■ Exercise instructions ■
Omit every picture, then give all the entries again exactly.

■ Source records ■
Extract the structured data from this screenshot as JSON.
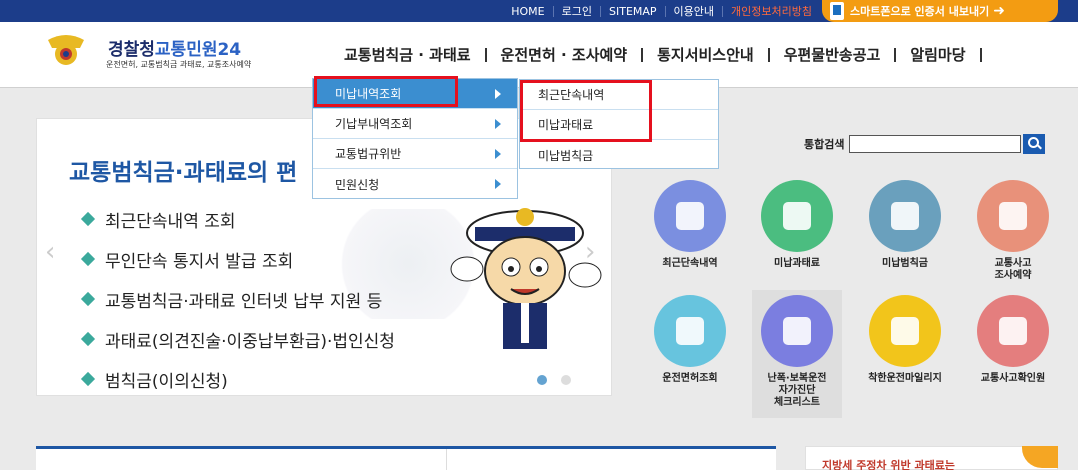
{
  "topbar": {
    "links": [
      "HOME",
      "로그인",
      "SITEMAP",
      "이용안내",
      "개인정보처리방침"
    ],
    "smart_btn": "스마트폰으로 인증서 내보내기"
  },
  "logo": {
    "title_a": "경찰청",
    "title_b": "교통민원24",
    "subtitle": "운전면허, 교통범칙금 과태료, 교통조사예약"
  },
  "gnb": [
    "교통범칙금 · 과태료",
    "운전면허 · 조사예약",
    "통지서비스안내",
    "우편물반송공고",
    "알림마당"
  ],
  "submenu1": [
    "미납내역조회",
    "기납부내역조회",
    "교통법규위반",
    "민원신청"
  ],
  "submenu2": [
    "최근단속내역",
    "미납과태료",
    "미납범칙금"
  ],
  "main": {
    "title": "교통범칙금·과태료의 편",
    "bullets": [
      "최근단속내역 조회",
      "무인단속 통지서 발급 조회",
      "교통범칙금·과태료 인터넷 납부 지원 등",
      "과태료(의견진술·이중납부환급)·법인신청",
      "범칙금(이의신청)"
    ]
  },
  "search": {
    "label": "통합검색",
    "value": ""
  },
  "services": [
    {
      "label": "최근단속내역",
      "color": "#7b8fe0"
    },
    {
      "label": "미납과태료",
      "color": "#4bbd80"
    },
    {
      "label": "미납범칙금",
      "color": "#6aa0bd"
    },
    {
      "label": "교통사고\n조사예약",
      "color": "#e8917a"
    },
    {
      "label": "운전면허조회",
      "color": "#67c4de"
    },
    {
      "label": "난폭·보복운전\n자가진단\n체크리스트",
      "color": "#7b7ee0"
    },
    {
      "label": "착한운전마일리지",
      "color": "#f2c51b"
    },
    {
      "label": "교통사고확인원",
      "color": "#e47e7e"
    }
  ],
  "notice": {
    "text": "지방세 주정차 위반 과태료는"
  }
}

■ Problem solution ■
Extract the structured data from this screenshot as JSON.
{
  "topbar": {
    "links": [
      "HOME",
      "로그인",
      "SITEMAP",
      "이용안내",
      "개인정보처리방침"
    ],
    "smart_btn": "스마트폰으로 인증서 내보내기"
  },
  "logo": {
    "title_a": "경찰청",
    "title_b": "교통민원24",
    "subtitle": "운전면허, 교통범칙금 과태료, 교통조사예약"
  },
  "gnb": [
    "교통범칙금 · 과태료",
    "운전면허 · 조사예약",
    "통지서비스안내",
    "우편물반송공고",
    "알림마당"
  ],
  "submenu1": [
    "미납내역조회",
    "기납부내역조회",
    "교통법규위반",
    "민원신청"
  ],
  "submenu2": [
    "최근단속내역",
    "미납과태료",
    "미납범칙금"
  ],
  "main": {
    "title": "교통범칙금·과태료의 편",
    "bullets": [
      "최근단속내역 조회",
      "무인단속 통지서 발급 조회",
      "교통범칙금·과태료 인터넷 납부 지원 등",
      "과태료(의견진술·이중납부환급)·법인신청",
      "범칙금(이의신청)"
    ]
  },
  "search": {
    "label": "통합검색",
    "value": ""
  },
  "services": [
    {
      "label": "최근단속내역",
      "color": "#7b8fe0"
    },
    {
      "label": "미납과태료",
      "color": "#4bbd80"
    },
    {
      "label": "미납범칙금",
      "color": "#6aa0bd"
    },
    {
      "label": "교통사고\n조사예약",
      "color": "#e8917a"
    },
    {
      "label": "운전면허조회",
      "color": "#67c4de"
    },
    {
      "label": "난폭·보복운전\n자가진단\n체크리스트",
      "color": "#7b7ee0"
    },
    {
      "label": "착한운전마일리지",
      "color": "#f2c51b"
    },
    {
      "label": "교통사고확인원",
      "color": "#e47e7e"
    }
  ],
  "notice": {
    "text": "지방세 주정차 위반 과태료는"
  }
}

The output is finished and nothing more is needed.